Post by Rich Moy on Apr 25, 2018 12:00:00 PM

Your developer hiring strategy can have a long-lasting impact. With the right combination of tech recruiting tools and tactics, you’ll find talented candidates and improve your company’s reputation in the software development community. But to get the results that it should deliver, that talent management strategy needs to be led by a strong leader.

Of course, every manager on the planet has a unique approach to leadership. Still, there are a few traits that all exceptional talent acquisition leaders have in common. In this post, we’ll walk through some of the soft skills that you need to support your entire organization through your developer hiring.

They Know How to Build Relationships

Is relationship-building a skill that only matters when you’re looking to hire technical recruiters? Of course not! But it is a tool that’s applied differently by talent acquisition leaders. While a recruiter is obviously more concerned about how they interact with external candidates, their managers need to build relationships with stakeholders across the entire company.

A 2015 study by Zenger/Folkman, a leadership development consultancy, analyzed 360-degree feedback data on over 2,100 HR leaders. One of the most common strengths of the managers that were evaluated? Their ability to build positive relationships across their organizations. “[One of] their more positive items was being trusted and staying in touch with the issues and concerns of others,“ Zenger and Folkman wrote in an article for the Harvard Business Review.
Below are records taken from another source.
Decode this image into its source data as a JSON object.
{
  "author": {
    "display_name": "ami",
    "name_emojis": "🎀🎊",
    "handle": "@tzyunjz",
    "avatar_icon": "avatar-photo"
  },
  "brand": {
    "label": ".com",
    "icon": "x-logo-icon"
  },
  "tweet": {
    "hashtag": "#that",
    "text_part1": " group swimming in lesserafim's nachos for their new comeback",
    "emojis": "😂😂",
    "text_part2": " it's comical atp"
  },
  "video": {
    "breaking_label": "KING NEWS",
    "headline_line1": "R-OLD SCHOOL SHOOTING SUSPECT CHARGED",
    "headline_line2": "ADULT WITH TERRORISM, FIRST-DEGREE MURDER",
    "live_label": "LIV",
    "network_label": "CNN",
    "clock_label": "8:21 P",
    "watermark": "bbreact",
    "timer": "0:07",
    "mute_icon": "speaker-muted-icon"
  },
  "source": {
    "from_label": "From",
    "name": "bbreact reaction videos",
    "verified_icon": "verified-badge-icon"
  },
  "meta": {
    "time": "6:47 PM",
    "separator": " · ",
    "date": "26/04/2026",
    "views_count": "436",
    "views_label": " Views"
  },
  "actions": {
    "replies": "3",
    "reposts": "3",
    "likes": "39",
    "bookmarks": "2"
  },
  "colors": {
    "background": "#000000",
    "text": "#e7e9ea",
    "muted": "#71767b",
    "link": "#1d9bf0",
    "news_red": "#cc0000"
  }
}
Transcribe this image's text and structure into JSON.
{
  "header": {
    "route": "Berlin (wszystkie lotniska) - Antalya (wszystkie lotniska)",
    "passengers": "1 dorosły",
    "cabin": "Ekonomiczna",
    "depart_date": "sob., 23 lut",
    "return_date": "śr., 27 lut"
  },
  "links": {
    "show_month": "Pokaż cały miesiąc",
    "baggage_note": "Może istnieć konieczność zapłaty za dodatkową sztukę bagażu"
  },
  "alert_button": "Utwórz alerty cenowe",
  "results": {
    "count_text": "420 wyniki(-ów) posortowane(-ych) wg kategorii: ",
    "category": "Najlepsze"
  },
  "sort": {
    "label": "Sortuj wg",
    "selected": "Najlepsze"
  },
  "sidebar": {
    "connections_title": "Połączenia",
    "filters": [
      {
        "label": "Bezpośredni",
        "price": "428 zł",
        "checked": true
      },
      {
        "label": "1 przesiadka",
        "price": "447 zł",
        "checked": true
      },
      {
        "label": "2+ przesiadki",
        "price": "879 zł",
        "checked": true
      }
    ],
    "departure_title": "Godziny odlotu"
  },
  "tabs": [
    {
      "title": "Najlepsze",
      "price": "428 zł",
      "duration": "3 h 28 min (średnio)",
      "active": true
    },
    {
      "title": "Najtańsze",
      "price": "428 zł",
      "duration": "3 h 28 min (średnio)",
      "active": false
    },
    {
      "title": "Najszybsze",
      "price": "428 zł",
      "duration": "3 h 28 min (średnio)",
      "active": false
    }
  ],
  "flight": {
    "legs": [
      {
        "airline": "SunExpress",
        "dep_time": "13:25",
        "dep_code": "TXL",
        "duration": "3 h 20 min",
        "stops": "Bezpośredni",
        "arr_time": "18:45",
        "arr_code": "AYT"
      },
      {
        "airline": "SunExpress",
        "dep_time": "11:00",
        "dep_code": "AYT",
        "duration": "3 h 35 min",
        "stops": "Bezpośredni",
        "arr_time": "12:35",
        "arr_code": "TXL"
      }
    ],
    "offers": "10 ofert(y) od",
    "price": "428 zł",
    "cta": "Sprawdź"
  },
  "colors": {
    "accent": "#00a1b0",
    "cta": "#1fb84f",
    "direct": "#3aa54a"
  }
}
The HR leaders that they evaluated scored highly in this competency, which was also ranked as the one of the most important by their peers.

They Know How to Delegate
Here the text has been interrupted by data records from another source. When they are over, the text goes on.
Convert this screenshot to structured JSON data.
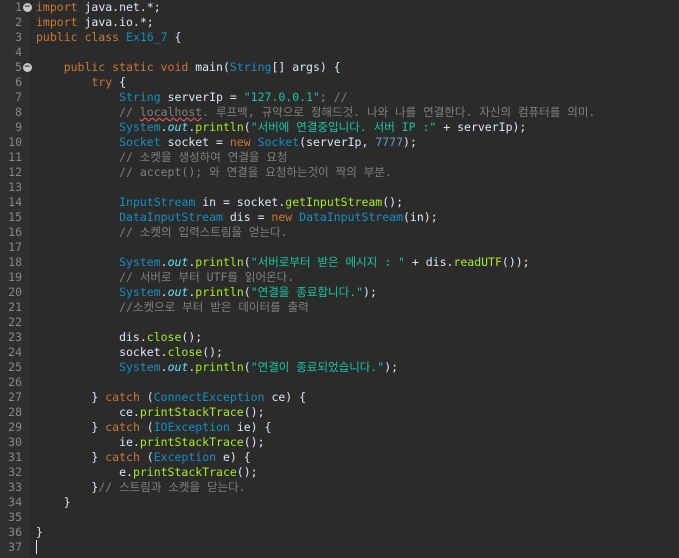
{
  "lines": [
    {
      "n": "1",
      "fold": true,
      "tokens": [
        {
          "t": "import",
          "c": "k"
        },
        {
          "t": " java.net.*;",
          "c": "t"
        }
      ]
    },
    {
      "n": "2",
      "tokens": [
        {
          "t": "import",
          "c": "k"
        },
        {
          "t": " java.io.*;",
          "c": "t"
        }
      ]
    },
    {
      "n": "3",
      "tokens": [
        {
          "t": "public class ",
          "c": "k"
        },
        {
          "t": "Ex16_7",
          "c": "cl"
        },
        {
          "t": " {",
          "c": "t"
        }
      ]
    },
    {
      "n": "4",
      "tokens": []
    },
    {
      "n": "5",
      "fold": true,
      "tokens": [
        {
          "t": "    public static void ",
          "c": "k"
        },
        {
          "t": "main",
          "c": "f"
        },
        {
          "t": "(",
          "c": "o"
        },
        {
          "t": "String",
          "c": "ty"
        },
        {
          "t": "[] args) {",
          "c": "t"
        }
      ]
    },
    {
      "n": "6",
      "tokens": [
        {
          "t": "        try",
          "c": "k"
        },
        {
          "t": " {",
          "c": "t"
        }
      ]
    },
    {
      "n": "7",
      "tokens": [
        {
          "t": "            ",
          "c": "t"
        },
        {
          "t": "String",
          "c": "ty"
        },
        {
          "t": " serverIp = ",
          "c": "t"
        },
        {
          "t": "\"127.0.0.1\"",
          "c": "s"
        },
        {
          "t": "; //",
          "c": "c"
        }
      ]
    },
    {
      "n": "8",
      "tokens": [
        {
          "t": "            // ",
          "c": "c"
        },
        {
          "t": "localhost",
          "c": "w"
        },
        {
          "t": ". 루프백, 규약으로 정해드것. 나와 나를 연결한다. 자신의 컴퓨터를 의미.",
          "c": "c"
        }
      ]
    },
    {
      "n": "9",
      "tokens": [
        {
          "t": "            ",
          "c": "t"
        },
        {
          "t": "System",
          "c": "ty"
        },
        {
          "t": ".",
          "c": "o"
        },
        {
          "t": "out",
          "c": "st"
        },
        {
          "t": ".",
          "c": "o"
        },
        {
          "t": "println",
          "c": "mt"
        },
        {
          "t": "(",
          "c": "o"
        },
        {
          "t": "\"서버에 연결중입니다. 서버 IP :\"",
          "c": "s"
        },
        {
          "t": " + serverIp);",
          "c": "t"
        }
      ]
    },
    {
      "n": "10",
      "tokens": [
        {
          "t": "            ",
          "c": "t"
        },
        {
          "t": "Socket",
          "c": "ty"
        },
        {
          "t": " socket = ",
          "c": "t"
        },
        {
          "t": "new",
          "c": "k"
        },
        {
          "t": " ",
          "c": "t"
        },
        {
          "t": "Socket",
          "c": "ty"
        },
        {
          "t": "(serverIp, ",
          "c": "t"
        },
        {
          "t": "7777",
          "c": "nm"
        },
        {
          "t": ");",
          "c": "t"
        }
      ]
    },
    {
      "n": "11",
      "tokens": [
        {
          "t": "            // 소켓을 생성하여 연결을 요청",
          "c": "c"
        }
      ]
    },
    {
      "n": "12",
      "tokens": [
        {
          "t": "            // accept(); 와 연결을 요청하는것이 짝의 부분.",
          "c": "c"
        }
      ]
    },
    {
      "n": "13",
      "tokens": []
    },
    {
      "n": "14",
      "tokens": [
        {
          "t": "            ",
          "c": "t"
        },
        {
          "t": "InputStream",
          "c": "ty"
        },
        {
          "t": " in = socket.",
          "c": "t"
        },
        {
          "t": "getInputStream",
          "c": "mt"
        },
        {
          "t": "();",
          "c": "t"
        }
      ]
    },
    {
      "n": "15",
      "tokens": [
        {
          "t": "            ",
          "c": "t"
        },
        {
          "t": "DataInputStream",
          "c": "ty"
        },
        {
          "t": " dis = ",
          "c": "t"
        },
        {
          "t": "new",
          "c": "k"
        },
        {
          "t": " ",
          "c": "t"
        },
        {
          "t": "DataInputStream",
          "c": "ty"
        },
        {
          "t": "(in);",
          "c": "t"
        }
      ]
    },
    {
      "n": "16",
      "tokens": [
        {
          "t": "            // 소켓의 입력스트림을 얻는다.",
          "c": "c"
        }
      ]
    },
    {
      "n": "17",
      "tokens": []
    },
    {
      "n": "18",
      "tokens": [
        {
          "t": "            ",
          "c": "t"
        },
        {
          "t": "System",
          "c": "ty"
        },
        {
          "t": ".",
          "c": "o"
        },
        {
          "t": "out",
          "c": "st"
        },
        {
          "t": ".",
          "c": "o"
        },
        {
          "t": "println",
          "c": "mt"
        },
        {
          "t": "(",
          "c": "o"
        },
        {
          "t": "\"서버로부터 받은 메시지 : \"",
          "c": "s"
        },
        {
          "t": " + dis.",
          "c": "t"
        },
        {
          "t": "readUTF",
          "c": "mt"
        },
        {
          "t": "());",
          "c": "t"
        }
      ]
    },
    {
      "n": "19",
      "tokens": [
        {
          "t": "            // 서버로 부터 UTF를 읽어온다.",
          "c": "c"
        }
      ]
    },
    {
      "n": "20",
      "tokens": [
        {
          "t": "            ",
          "c": "t"
        },
        {
          "t": "System",
          "c": "ty"
        },
        {
          "t": ".",
          "c": "o"
        },
        {
          "t": "out",
          "c": "st"
        },
        {
          "t": ".",
          "c": "o"
        },
        {
          "t": "println",
          "c": "mt"
        },
        {
          "t": "(",
          "c": "o"
        },
        {
          "t": "\"연결을 종료합니다.\"",
          "c": "s"
        },
        {
          "t": ");",
          "c": "t"
        }
      ]
    },
    {
      "n": "21",
      "tokens": [
        {
          "t": "            //소켓으로 부터 받은 데이터를 출력",
          "c": "c"
        }
      ]
    },
    {
      "n": "22",
      "tokens": []
    },
    {
      "n": "23",
      "tokens": [
        {
          "t": "            dis.",
          "c": "t"
        },
        {
          "t": "close",
          "c": "mt"
        },
        {
          "t": "();",
          "c": "t"
        }
      ]
    },
    {
      "n": "24",
      "tokens": [
        {
          "t": "            socket.",
          "c": "t"
        },
        {
          "t": "close",
          "c": "mt"
        },
        {
          "t": "();",
          "c": "t"
        }
      ]
    },
    {
      "n": "25",
      "tokens": [
        {
          "t": "            ",
          "c": "t"
        },
        {
          "t": "System",
          "c": "ty"
        },
        {
          "t": ".",
          "c": "o"
        },
        {
          "t": "out",
          "c": "st"
        },
        {
          "t": ".",
          "c": "o"
        },
        {
          "t": "println",
          "c": "mt"
        },
        {
          "t": "(",
          "c": "o"
        },
        {
          "t": "\"연결이 종료되었습니다.\"",
          "c": "s"
        },
        {
          "t": ");",
          "c": "t"
        }
      ]
    },
    {
      "n": "26",
      "tokens": []
    },
    {
      "n": "27",
      "tokens": [
        {
          "t": "        } ",
          "c": "t"
        },
        {
          "t": "catch",
          "c": "k"
        },
        {
          "t": " (",
          "c": "t"
        },
        {
          "t": "ConnectException",
          "c": "ty"
        },
        {
          "t": " ce) {",
          "c": "t"
        }
      ]
    },
    {
      "n": "28",
      "tokens": [
        {
          "t": "            ce.",
          "c": "t"
        },
        {
          "t": "printStackTrace",
          "c": "mt"
        },
        {
          "t": "();",
          "c": "t"
        }
      ]
    },
    {
      "n": "29",
      "tokens": [
        {
          "t": "        } ",
          "c": "t"
        },
        {
          "t": "catch",
          "c": "k"
        },
        {
          "t": " (",
          "c": "t"
        },
        {
          "t": "IOException",
          "c": "ty"
        },
        {
          "t": " ie) {",
          "c": "t"
        }
      ]
    },
    {
      "n": "30",
      "tokens": [
        {
          "t": "            ie.",
          "c": "t"
        },
        {
          "t": "printStackTrace",
          "c": "mt"
        },
        {
          "t": "();",
          "c": "t"
        }
      ]
    },
    {
      "n": "31",
      "tokens": [
        {
          "t": "        } ",
          "c": "t"
        },
        {
          "t": "catch",
          "c": "k"
        },
        {
          "t": " (",
          "c": "t"
        },
        {
          "t": "Exception",
          "c": "ty"
        },
        {
          "t": " e) {",
          "c": "t"
        }
      ]
    },
    {
      "n": "32",
      "tokens": [
        {
          "t": "            e.",
          "c": "t"
        },
        {
          "t": "printStackTrace",
          "c": "mt"
        },
        {
          "t": "();",
          "c": "t"
        }
      ]
    },
    {
      "n": "33",
      "tokens": [
        {
          "t": "        }",
          "c": "t"
        },
        {
          "t": "// 스트림과 소켓을 닫는다.",
          "c": "c"
        }
      ]
    },
    {
      "n": "34",
      "tokens": [
        {
          "t": "    }",
          "c": "t"
        }
      ]
    },
    {
      "n": "35",
      "tokens": []
    },
    {
      "n": "36",
      "tokens": [
        {
          "t": "}",
          "c": "t"
        }
      ]
    },
    {
      "n": "37",
      "tokens": []
    }
  ]
}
Most managers know that they can’t do everything themselves. They also see how important it is to have a hard-working group of individual contributors on their teams. But exceptional talent acquisition managers understand that delegating work isn’t always a simple task.

Nate Masterson, HR Manager at Maple Holistics, tells us that delegating work to his team is a multifaceted process. “You need to think about how much work you’re delegating, what types of tasks you’re handing off, and ultimately who you’re trusting to get it done,” he adds.

Once you’ve done this exercise, do you have the green light to pass your least exciting projects onto your team? Not quite. “Delegating doesn’t mean handing out work to individuals to complete on your own,” Masterson says. “A good TA leader will know how to partner team members together to produce quality work.”

They Know When to Listen

Peter Nulty of Fortune Magazine once said, “Most captains of industry listen only sometimes, and they remain ordinary leaders. But a few, the great ones, never stop listening. That's how they get word before anyone else of unseen problems and opportunities.”

This quote is particularly relevant for talent acquisition leaders. In most cases, the key to growing from a good leader to great one is learning how to listen more actively. Lazlo Bock, CEO of Humu and former SVP of People at Google, has always said that it’s important to give employees a voice. Digging into Bock’s book on leadership, Liz Alton at ADP highlighted the key lessons that Google learned about a culture of freedom:

  • First, it’s important to trust that your team has good people with whom you can share sensitive information.
  • From there, employees need the flexibility to pursue projects that could influence important company decisions down the road.
  • Finally, allow your teams (not just developers) to work remotely.

Based on these takeaways, it’s obvious that listening means more than scheduling one-on-one meetings with all of your direct reports. To impact your company through hiring developers, your entire team needs to know that their feedback and contributions are being taken seriously—even if you don’t implement them immediately.



Career Development


Schedule a 15 minute call

Call +1-877-782-2577 or email careers@stackoverflow.com for answers to any questions you may have